For he Lindau meeting on chemistry in 1955, the physicist Werner Heisenberg had proposed that invitations should go out to all Nobel Laureates working on nuclear problems, such as radioactivity and ionising radiation. As a result, the meeting attracted Laureates from physics, chemistry and physiology or medicine. Because of this particular circumstance, the American biologist and geneticist Hermann Muller attended a Lindau meeting for the first and only time and gave a long and brilliant lecture (in English with a short polite introduction in German). The first part of the lecture is a pedagogical introduction to classical genetics and mutations. Two years earlier, Francis Crick and James Watson had discovered the double helix molecular structure of the gene and remarked that it should have implications for genetics. It is interesting to hear that Muller, at least as far as I can hear, did not refer to this at all in his unusually long lecture. The reason may be that it probably took quite some time before the molecular approach had an impact on the more classical geneticists. Instead of thus giving the young researchers and students in the audience an early warning of the revolution in molecular biology that would soon follow, Muller spends time and effort on a different but very important problem, that of atomic weapons, test explosions and radioactive fallout. As it is today, this was a topical question in 1955, the same year that the Russell-Einstein manifesto was made public in London (about one week before the Lindau meeting) and representatives of the four nuclear weapon carrying countries met at Lake Geneva to discuss disarmament (a few days after the Lindau meeting). Hermann Muller was one of the signatories of the Russell-Einstein Manifesto, which through dedicated work by Joseph Rotblat evolved into the Pugwash Conferences on Science and World Affairs (both jointly rewarded with the Peace Prize in 1995). Also Max Born, present at the Lindau meeting in 1955 (even though he didn’t give a lecture), was one of the signatories. So it is maybe not so surprising that the Nobel Laureates at the meeting wrote a statement of their own: The Lindau Manifesto. This was signed by 18 Nobel Laureates, two of whom were not present but were in telegraphic contact with Lindau. The manifesto was read to the meeting participants by Count Lennart Bernadotte at the closing ceremony on the island of Mainau. It is a short statement which not only asks for an abolishment of nuclear weapons, it also asks for an abolishment of war as a political instrument.

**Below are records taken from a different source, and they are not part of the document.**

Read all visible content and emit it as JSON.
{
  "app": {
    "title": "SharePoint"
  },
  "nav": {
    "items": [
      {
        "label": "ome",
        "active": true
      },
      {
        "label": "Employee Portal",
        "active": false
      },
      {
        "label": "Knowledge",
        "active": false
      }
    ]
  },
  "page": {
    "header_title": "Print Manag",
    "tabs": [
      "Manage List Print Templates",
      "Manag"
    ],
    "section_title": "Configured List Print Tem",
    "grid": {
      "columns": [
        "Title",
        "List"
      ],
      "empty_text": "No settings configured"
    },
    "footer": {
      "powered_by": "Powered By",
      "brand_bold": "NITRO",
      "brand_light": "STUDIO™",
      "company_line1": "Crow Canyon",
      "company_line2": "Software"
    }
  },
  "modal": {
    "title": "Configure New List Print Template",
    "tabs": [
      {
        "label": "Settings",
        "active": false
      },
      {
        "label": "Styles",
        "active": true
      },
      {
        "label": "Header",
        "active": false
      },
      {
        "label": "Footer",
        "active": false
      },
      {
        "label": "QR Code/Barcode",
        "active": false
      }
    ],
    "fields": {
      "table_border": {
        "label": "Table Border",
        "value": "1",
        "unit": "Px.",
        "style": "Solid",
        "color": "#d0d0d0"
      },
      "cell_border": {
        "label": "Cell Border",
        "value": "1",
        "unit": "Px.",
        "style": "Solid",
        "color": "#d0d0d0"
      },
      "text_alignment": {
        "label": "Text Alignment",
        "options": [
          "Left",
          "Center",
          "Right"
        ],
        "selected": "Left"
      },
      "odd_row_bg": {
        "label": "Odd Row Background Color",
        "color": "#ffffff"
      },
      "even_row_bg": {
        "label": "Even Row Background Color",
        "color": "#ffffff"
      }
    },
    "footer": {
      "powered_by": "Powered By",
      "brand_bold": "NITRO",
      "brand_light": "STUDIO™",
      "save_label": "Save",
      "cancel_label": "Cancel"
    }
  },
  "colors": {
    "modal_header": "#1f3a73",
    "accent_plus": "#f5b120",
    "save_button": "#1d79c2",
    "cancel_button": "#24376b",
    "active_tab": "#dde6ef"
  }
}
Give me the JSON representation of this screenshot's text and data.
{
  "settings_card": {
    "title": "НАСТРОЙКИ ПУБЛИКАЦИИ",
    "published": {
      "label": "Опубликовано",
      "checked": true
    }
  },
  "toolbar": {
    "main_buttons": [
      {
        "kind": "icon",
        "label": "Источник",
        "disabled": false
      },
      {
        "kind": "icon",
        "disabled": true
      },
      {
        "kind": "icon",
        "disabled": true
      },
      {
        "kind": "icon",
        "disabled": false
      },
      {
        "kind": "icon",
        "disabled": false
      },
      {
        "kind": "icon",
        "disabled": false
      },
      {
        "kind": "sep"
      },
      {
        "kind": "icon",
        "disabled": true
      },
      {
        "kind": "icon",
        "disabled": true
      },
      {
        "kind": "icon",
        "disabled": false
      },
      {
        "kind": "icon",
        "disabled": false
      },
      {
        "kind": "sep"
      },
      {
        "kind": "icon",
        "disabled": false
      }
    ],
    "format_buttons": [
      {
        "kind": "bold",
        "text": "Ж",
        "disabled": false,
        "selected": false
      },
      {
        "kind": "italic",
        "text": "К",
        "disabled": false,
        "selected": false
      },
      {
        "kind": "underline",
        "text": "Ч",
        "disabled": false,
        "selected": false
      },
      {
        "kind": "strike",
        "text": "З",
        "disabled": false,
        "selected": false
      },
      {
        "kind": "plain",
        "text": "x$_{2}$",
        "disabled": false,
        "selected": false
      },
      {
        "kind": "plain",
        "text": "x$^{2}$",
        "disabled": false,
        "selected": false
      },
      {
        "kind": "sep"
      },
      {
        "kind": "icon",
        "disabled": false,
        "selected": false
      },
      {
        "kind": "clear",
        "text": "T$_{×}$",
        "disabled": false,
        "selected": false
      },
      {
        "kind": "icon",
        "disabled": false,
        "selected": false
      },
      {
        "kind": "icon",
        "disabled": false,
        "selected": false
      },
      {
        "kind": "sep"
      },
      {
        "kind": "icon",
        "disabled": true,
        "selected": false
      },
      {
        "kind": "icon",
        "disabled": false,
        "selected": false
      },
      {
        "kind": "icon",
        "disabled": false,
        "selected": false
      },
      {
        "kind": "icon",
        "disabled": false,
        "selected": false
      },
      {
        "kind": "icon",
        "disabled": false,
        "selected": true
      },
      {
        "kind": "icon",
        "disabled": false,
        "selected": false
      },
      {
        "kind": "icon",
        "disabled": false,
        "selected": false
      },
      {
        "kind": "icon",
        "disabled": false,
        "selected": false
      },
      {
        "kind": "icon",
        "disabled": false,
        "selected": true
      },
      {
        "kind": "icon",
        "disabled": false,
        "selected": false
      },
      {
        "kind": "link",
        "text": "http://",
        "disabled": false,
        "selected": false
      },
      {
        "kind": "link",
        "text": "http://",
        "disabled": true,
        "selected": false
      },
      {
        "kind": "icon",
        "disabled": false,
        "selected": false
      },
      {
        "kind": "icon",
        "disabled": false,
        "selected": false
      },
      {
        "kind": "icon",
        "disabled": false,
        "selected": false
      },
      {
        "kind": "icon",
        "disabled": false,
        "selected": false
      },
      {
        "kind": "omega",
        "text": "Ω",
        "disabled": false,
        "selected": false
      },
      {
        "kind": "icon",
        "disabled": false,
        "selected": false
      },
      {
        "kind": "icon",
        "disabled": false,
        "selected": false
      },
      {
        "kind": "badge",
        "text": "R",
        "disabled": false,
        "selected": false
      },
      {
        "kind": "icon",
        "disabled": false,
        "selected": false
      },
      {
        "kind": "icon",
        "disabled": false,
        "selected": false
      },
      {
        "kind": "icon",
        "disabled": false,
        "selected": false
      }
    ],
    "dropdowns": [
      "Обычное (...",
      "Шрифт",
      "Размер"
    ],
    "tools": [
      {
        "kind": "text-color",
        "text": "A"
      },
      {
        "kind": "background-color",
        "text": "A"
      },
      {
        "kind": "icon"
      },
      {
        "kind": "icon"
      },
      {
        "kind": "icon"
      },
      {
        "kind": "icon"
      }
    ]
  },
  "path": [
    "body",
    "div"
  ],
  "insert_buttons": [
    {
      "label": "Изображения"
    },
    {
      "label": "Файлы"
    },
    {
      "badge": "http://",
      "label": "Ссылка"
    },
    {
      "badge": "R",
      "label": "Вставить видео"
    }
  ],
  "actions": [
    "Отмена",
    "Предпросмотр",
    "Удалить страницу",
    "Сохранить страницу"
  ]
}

It met with wide interest from news media and even though both nuclear weapons and wars are still around, the manifesto certainly helped put Lindau on the international map of the 1950’s!

Anders Bárány